Exercise data:
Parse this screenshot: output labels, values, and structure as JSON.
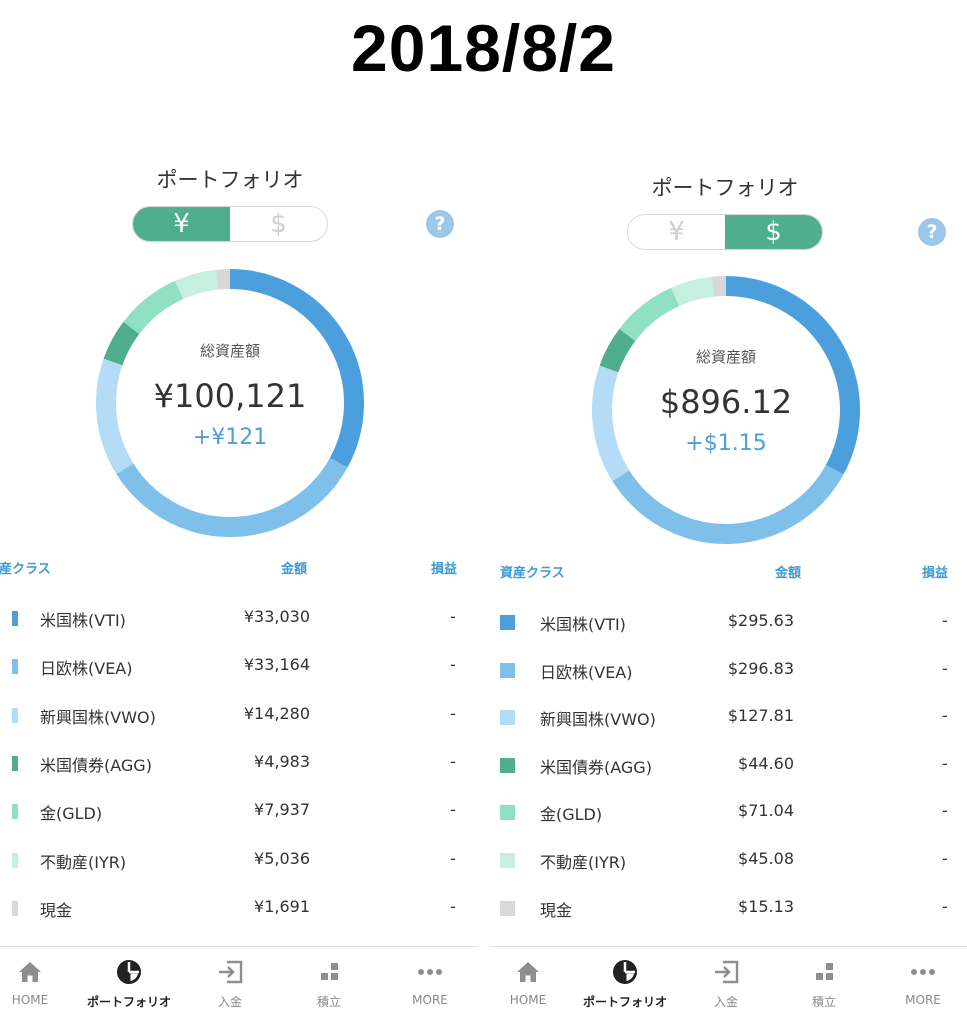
{
  "date_title": "2018/8/2",
  "colors": {
    "vti": "#4a9fdc",
    "vea": "#7ec0ea",
    "vwo": "#b4dcf7",
    "agg": "#4eae8e",
    "gld": "#90e0c4",
    "iyr": "#c6efe0",
    "cash": "#d8d8d8",
    "accent_green": "#4eae8e",
    "accent_blue": "#3f9ad6"
  },
  "panels": [
    {
      "title": "ポートフォリオ",
      "toggle": {
        "yen": "¥",
        "usd": "$",
        "active": "yen"
      },
      "help": "?",
      "summary": {
        "label": "総資産額",
        "total": "¥100,121",
        "gain": "+¥121"
      },
      "table": {
        "headers": {
          "asset": "資産クラス",
          "amount": "金額",
          "pl": "損益"
        },
        "rows": [
          {
            "name": "米国株(VTI)",
            "amount": "¥33,030",
            "pl": "-",
            "color": "#4a9fdc",
            "value": 33030
          },
          {
            "name": "日欧株(VEA)",
            "amount": "¥33,164",
            "pl": "-",
            "color": "#7ec0ea",
            "value": 33164
          },
          {
            "name": "新興国株(VWO)",
            "amount": "¥14,280",
            "pl": "-",
            "color": "#b4dcf7",
            "value": 14280
          },
          {
            "name": "米国債券(AGG)",
            "amount": "¥4,983",
            "pl": "-",
            "color": "#4eae8e",
            "value": 4983
          },
          {
            "name": "金(GLD)",
            "amount": "¥7,937",
            "pl": "-",
            "color": "#90e0c4",
            "value": 7937
          },
          {
            "name": "不動産(IYR)",
            "amount": "¥5,036",
            "pl": "-",
            "color": "#c6efe0",
            "value": 5036
          },
          {
            "name": "現金",
            "amount": "¥1,691",
            "pl": "-",
            "color": "#d8d8d8",
            "value": 1691
          }
        ]
      },
      "nav": [
        {
          "label": "HOME",
          "icon": "home-icon"
        },
        {
          "label": "ポートフォリオ",
          "icon": "pie-chart-icon",
          "active": true
        },
        {
          "label": "入金",
          "icon": "deposit-icon"
        },
        {
          "label": "積立",
          "icon": "accumulate-icon"
        },
        {
          "label": "MORE",
          "icon": "more-icon"
        }
      ]
    },
    {
      "title": "ポートフォリオ",
      "toggle": {
        "yen": "¥",
        "usd": "$",
        "active": "usd"
      },
      "help": "?",
      "summary": {
        "label": "総資産額",
        "total": "$896.12",
        "gain": "+$1.15"
      },
      "table": {
        "headers": {
          "asset": "資産クラス",
          "amount": "金額",
          "pl": "損益"
        },
        "rows": [
          {
            "name": "米国株(VTI)",
            "amount": "$295.63",
            "pl": "-",
            "color": "#4a9fdc",
            "value": 295.63
          },
          {
            "name": "日欧株(VEA)",
            "amount": "$296.83",
            "pl": "-",
            "color": "#7ec0ea",
            "value": 296.83
          },
          {
            "name": "新興国株(VWO)",
            "amount": "$127.81",
            "pl": "-",
            "color": "#b4dcf7",
            "value": 127.81
          },
          {
            "name": "米国債券(AGG)",
            "amount": "$44.60",
            "pl": "-",
            "color": "#4eae8e",
            "value": 44.6
          },
          {
            "name": "金(GLD)",
            "amount": "$71.04",
            "pl": "-",
            "color": "#90e0c4",
            "value": 71.04
          },
          {
            "name": "不動産(IYR)",
            "amount": "$45.08",
            "pl": "-",
            "color": "#c6efe0",
            "value": 45.08
          },
          {
            "name": "現金",
            "amount": "$15.13",
            "pl": "-",
            "color": "#d8d8d8",
            "value": 15.13
          }
        ]
      },
      "nav": [
        {
          "label": "HOME",
          "icon": "home-icon"
        },
        {
          "label": "ポートフォリオ",
          "icon": "pie-chart-icon",
          "active": true
        },
        {
          "label": "入金",
          "icon": "deposit-icon"
        },
        {
          "label": "積立",
          "icon": "accumulate-icon"
        },
        {
          "label": "MORE",
          "icon": "more-icon"
        }
      ]
    }
  ]
}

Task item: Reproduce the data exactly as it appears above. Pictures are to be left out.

Solution for this exercise:
Parse this screenshot: output labels, values, and structure as JSON.
{
  "date_title": "2018/8/2",
  "colors": {
    "vti": "#4a9fdc",
    "vea": "#7ec0ea",
    "vwo": "#b4dcf7",
    "agg": "#4eae8e",
    "gld": "#90e0c4",
    "iyr": "#c6efe0",
    "cash": "#d8d8d8",
    "accent_green": "#4eae8e",
    "accent_blue": "#3f9ad6"
  },
  "panels": [
    {
      "title": "ポートフォリオ",
      "toggle": {
        "yen": "¥",
        "usd": "$",
        "active": "yen"
      },
      "help": "?",
      "summary": {
        "label": "総資産額",
        "total": "¥100,121",
        "gain": "+¥121"
      },
      "table": {
        "headers": {
          "asset": "資産クラス",
          "amount": "金額",
          "pl": "損益"
        },
        "rows": [
          {
            "name": "米国株(VTI)",
            "amount": "¥33,030",
            "pl": "-",
            "color": "#4a9fdc",
            "value": 33030
          },
          {
            "name": "日欧株(VEA)",
            "amount": "¥33,164",
            "pl": "-",
            "color": "#7ec0ea",
            "value": 33164
          },
          {
            "name": "新興国株(VWO)",
            "amount": "¥14,280",
            "pl": "-",
            "color": "#b4dcf7",
            "value": 14280
          },
          {
            "name": "米国債券(AGG)",
            "amount": "¥4,983",
            "pl": "-",
            "color": "#4eae8e",
            "value": 4983
          },
          {
            "name": "金(GLD)",
            "amount": "¥7,937",
            "pl": "-",
            "color": "#90e0c4",
            "value": 7937
          },
          {
            "name": "不動産(IYR)",
            "amount": "¥5,036",
            "pl": "-",
            "color": "#c6efe0",
            "value": 5036
          },
          {
            "name": "現金",
            "amount": "¥1,691",
            "pl": "-",
            "color": "#d8d8d8",
            "value": 1691
          }
        ]
      },
      "nav": [
        {
          "label": "HOME",
          "icon": "home-icon"
        },
        {
          "label": "ポートフォリオ",
          "icon": "pie-chart-icon",
          "active": true
        },
        {
          "label": "入金",
          "icon": "deposit-icon"
        },
        {
          "label": "積立",
          "icon": "accumulate-icon"
        },
        {
          "label": "MORE",
          "icon": "more-icon"
        }
      ]
    },
    {
      "title": "ポートフォリオ",
      "toggle": {
        "yen": "¥",
        "usd": "$",
        "active": "usd"
      },
      "help": "?",
      "summary": {
        "label": "総資産額",
        "total": "$896.12",
        "gain": "+$1.15"
      },
      "table": {
        "headers": {
          "asset": "資産クラス",
          "amount": "金額",
          "pl": "損益"
        },
        "rows": [
          {
            "name": "米国株(VTI)",
            "amount": "$295.63",
            "pl": "-",
            "color": "#4a9fdc",
            "value": 295.63
          },
          {
            "name": "日欧株(VEA)",
            "amount": "$296.83",
            "pl": "-",
            "color": "#7ec0ea",
            "value": 296.83
          },
          {
            "name": "新興国株(VWO)",
            "amount": "$127.81",
            "pl": "-",
            "color": "#b4dcf7",
            "value": 127.81
          },
          {
            "name": "米国債券(AGG)",
            "amount": "$44.60",
            "pl": "-",
            "color": "#4eae8e",
            "value": 44.6
          },
          {
            "name": "金(GLD)",
            "amount": "$71.04",
            "pl": "-",
            "color": "#90e0c4",
            "value": 71.04
          },
          {
            "name": "不動産(IYR)",
            "amount": "$45.08",
            "pl": "-",
            "color": "#c6efe0",
            "value": 45.08
          },
          {
            "name": "現金",
            "amount": "$15.13",
            "pl": "-",
            "color": "#d8d8d8",
            "value": 15.13
          }
        ]
      },
      "nav": [
        {
          "label": "HOME",
          "icon": "home-icon"
        },
        {
          "label": "ポートフォリオ",
          "icon": "pie-chart-icon",
          "active": true
        },
        {
          "label": "入金",
          "icon": "deposit-icon"
        },
        {
          "label": "積立",
          "icon": "accumulate-icon"
        },
        {
          "label": "MORE",
          "icon": "more-icon"
        }
      ]
    }
  ]
}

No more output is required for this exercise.